Website and app data records:

· · · · · · ·

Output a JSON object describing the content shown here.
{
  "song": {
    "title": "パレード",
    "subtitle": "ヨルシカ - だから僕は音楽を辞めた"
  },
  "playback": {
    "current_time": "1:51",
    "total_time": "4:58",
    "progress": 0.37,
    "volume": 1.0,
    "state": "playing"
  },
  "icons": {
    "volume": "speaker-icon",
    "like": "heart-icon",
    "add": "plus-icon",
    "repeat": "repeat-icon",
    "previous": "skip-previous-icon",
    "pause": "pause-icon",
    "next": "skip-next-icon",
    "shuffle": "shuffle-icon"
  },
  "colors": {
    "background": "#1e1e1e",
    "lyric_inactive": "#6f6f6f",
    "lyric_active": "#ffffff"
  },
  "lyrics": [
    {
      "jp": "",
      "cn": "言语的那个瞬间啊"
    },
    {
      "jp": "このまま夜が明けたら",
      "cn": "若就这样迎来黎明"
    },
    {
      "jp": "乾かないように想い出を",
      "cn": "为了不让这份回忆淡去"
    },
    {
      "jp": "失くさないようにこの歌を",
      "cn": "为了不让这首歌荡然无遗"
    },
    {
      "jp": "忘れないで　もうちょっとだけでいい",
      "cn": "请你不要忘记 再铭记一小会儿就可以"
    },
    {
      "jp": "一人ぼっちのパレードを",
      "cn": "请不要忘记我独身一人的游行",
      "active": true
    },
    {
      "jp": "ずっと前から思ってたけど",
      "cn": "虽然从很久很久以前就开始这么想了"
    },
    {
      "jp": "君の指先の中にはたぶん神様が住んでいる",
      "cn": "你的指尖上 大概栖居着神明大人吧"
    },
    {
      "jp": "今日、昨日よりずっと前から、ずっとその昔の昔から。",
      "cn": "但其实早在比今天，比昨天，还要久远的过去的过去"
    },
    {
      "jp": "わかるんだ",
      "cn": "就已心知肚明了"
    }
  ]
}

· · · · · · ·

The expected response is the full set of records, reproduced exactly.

Output a JSON object describing the content shown here.
{
  "song": {
    "title": "パレード",
    "subtitle": "ヨルシカ - だから僕は音楽を辞めた"
  },
  "playback": {
    "current_time": "1:51",
    "total_time": "4:58",
    "progress": 0.37,
    "volume": 1.0,
    "state": "playing"
  },
  "icons": {
    "volume": "speaker-icon",
    "like": "heart-icon",
    "add": "plus-icon",
    "repeat": "repeat-icon",
    "previous": "skip-previous-icon",
    "pause": "pause-icon",
    "next": "skip-next-icon",
    "shuffle": "shuffle-icon"
  },
  "colors": {
    "background": "#1e1e1e",
    "lyric_inactive": "#6f6f6f",
    "lyric_active": "#ffffff"
  },
  "lyrics": [
    {
      "jp": "",
      "cn": "言语的那个瞬间啊"
    },
    {
      "jp": "このまま夜が明けたら",
      "cn": "若就这样迎来黎明"
    },
    {
      "jp": "乾かないように想い出を",
      "cn": "为了不让这份回忆淡去"
    },
    {
      "jp": "失くさないようにこの歌を",
      "cn": "为了不让这首歌荡然无遗"
    },
    {
      "jp": "忘れないで　もうちょっとだけでいい",
      "cn": "请你不要忘记 再铭记一小会儿就可以"
    },
    {
      "jp": "一人ぼっちのパレードを",
      "cn": "请不要忘记我独身一人的游行",
      "active": true
    },
    {
      "jp": "ずっと前から思ってたけど",
      "cn": "虽然从很久很久以前就开始这么想了"
    },
    {
      "jp": "君の指先の中にはたぶん神様が住んでいる",
      "cn": "你的指尖上 大概栖居着神明大人吧"
    },
    {
      "jp": "今日、昨日よりずっと前から、ずっとその昔の昔から。",
      "cn": "但其实早在比今天，比昨天，还要久远的过去的过去"
    },
    {
      "jp": "わかるんだ",
      "cn": "就已心知肚明了"
    }
  ]
}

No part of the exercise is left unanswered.